Were we regretful we had met Mr. Banana Spider? No, we were not. Girl Person had gazed on his beauty and I sure he felt appreciation every time we simply just walked by and did not harm him. We hoped that he knew somehow we had waited for him to come back. And although many persons may not have understood him, we did. He was our friend.
Maybe there has been someone in your life that no one understood. Maybe you had a best friend or a family member that seemed scary to others, but you knew their heart. I would say that maybe…just maybe…many don’t understand my growls. My demeanor. My heart. But you see, everyone of us is just trying to survive, and so often, our guards make others scared. But there will always be that someone who looks past that and loves us for who we are. Mr. Banana Spider?
We loved you for all that you were and you were appreciated when you were here. We hope you know that not all persons are out to harm others. But it is up to each one of us to educate others that we
One thought on “Mr. Banana Spider? You Were Sweeter Than Bananas.”

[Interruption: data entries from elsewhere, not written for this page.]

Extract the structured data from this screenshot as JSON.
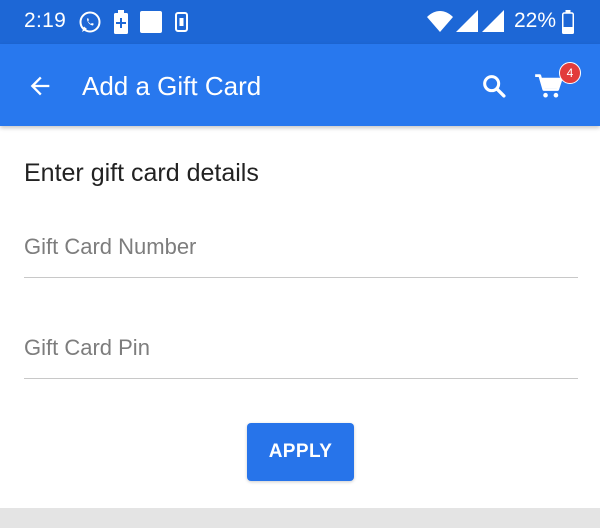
{
  "status_bar": {
    "time": "2:19",
    "battery_percent": "22%",
    "icons": [
      "whatsapp-icon",
      "battery-saver-icon",
      "square-notification-icon",
      "phone-battery-icon",
      "wifi-icon",
      "signal-icon",
      "signal-icon-2",
      "battery-icon"
    ]
  },
  "app_bar": {
    "title": "Add a Gift Card",
    "cart_count": "4",
    "icons": [
      "back-arrow-icon",
      "search-icon",
      "cart-icon"
    ]
  },
  "form": {
    "section_title": "Enter gift card details",
    "card_number": {
      "placeholder": "Gift Card Number",
      "value": ""
    },
    "card_pin": {
      "placeholder": "Gift Card Pin",
      "value": ""
    },
    "apply_label": "APPLY"
  },
  "colors": {
    "status_bar": "#1d67d6",
    "app_bar": "#2878ee",
    "button": "#2774ea",
    "badge": "#e23b3b"
  }
}
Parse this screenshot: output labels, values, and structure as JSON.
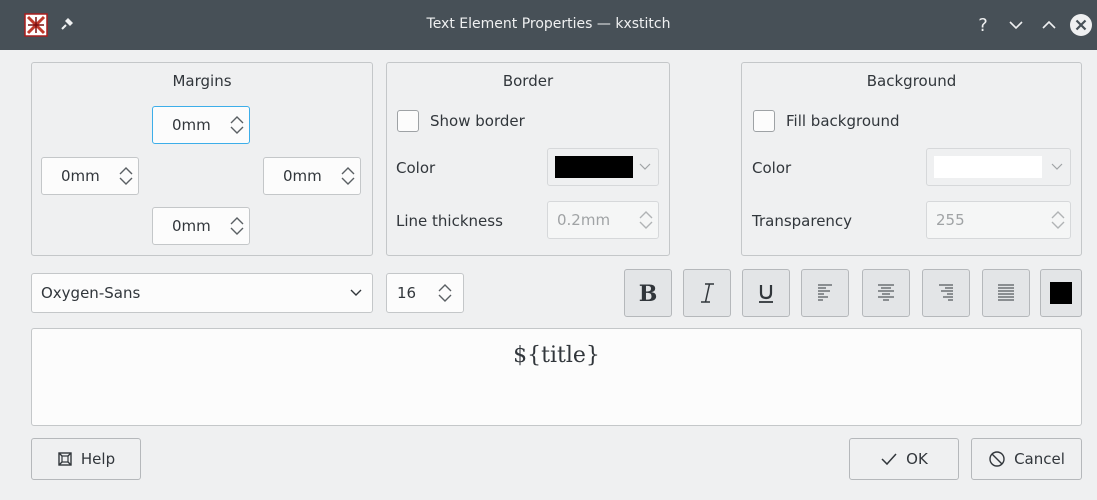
{
  "window": {
    "title": "Text Element Properties — kxstitch",
    "controls": [
      "?",
      "minimize",
      "maximize",
      "close"
    ]
  },
  "margins": {
    "title": "Margins",
    "top": "0mm",
    "left": "0mm",
    "right": "0mm",
    "bottom": "0mm"
  },
  "border": {
    "title": "Border",
    "show_border_label": "Show border",
    "show_border_checked": false,
    "color_label": "Color",
    "color_value": "#000000",
    "thickness_label": "Line thickness",
    "thickness_value": "0.2mm"
  },
  "background": {
    "title": "Background",
    "fill_label": "Fill background",
    "fill_checked": false,
    "color_label": "Color",
    "color_value": "#ffffff",
    "transparency_label": "Transparency",
    "transparency_value": "255"
  },
  "font": {
    "family": "Oxygen-Sans",
    "size": "16"
  },
  "format_toolbar": {
    "bold": "bold-icon",
    "italic": "italic-icon",
    "underline": "underline-icon",
    "align_left": "align-left-icon",
    "align_center": "align-center-icon",
    "align_right": "align-right-icon",
    "justify": "justify-icon",
    "text_color": "#000000"
  },
  "text": {
    "content": "${title}"
  },
  "buttons": {
    "help": "Help",
    "ok": "OK",
    "cancel": "Cancel"
  },
  "colors": {
    "titlebar": "#475057",
    "window_bg": "#eff0f1",
    "focus": "#3daee9"
  }
}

Well, Brick, take heart with this: That big spider is a girl. And she might well have left a cocoon full of banana spider eggs up on a tree limb. When the baby banana spiders burst out of the cocoon, there will be lots more banana spiders in that tree and in that forest. After Hurricane Ivan, I had a lot of banana spiders invade my pool screen (well, it was over the back yard — no pool, just a pool screen to give my cats a big yard to play in without going across the fence to bother the neighbor’s homing pigeons). The hurricane had damaged the screen and left the upper parts dangling off the frame, so the spiders decided they’d move in. Some of their trees had been blown down, so they needed new digs. While many people asked me why I didn’t knock them down and kill them, I let them live. I was fascinated by their craftsmanship, and the size of their webs, often taking up the entire doorway at the entrance to my utility room. If they took up the doorway, I didn’t kill them. I took down their webs and had the spiders crawl up onto the straws of a broom, which I used to deliver them to a place where they could rebuild without obstructing my way. I told people letting them live was my contribution to the war on West Nile Virus, as they eat a lot of mosquitoes May those kids that knocked down a beneficial arachnid suffer a thousand mosquito bites as a result of taking away a natural predator who would have helped keep the mosquito population from taking over. Oh, and “Mr. Banana spider” is really small. But without him, Mrs. Banana Spider would not be able to make new Banana Spiders to take over her mosquito control duties in the future..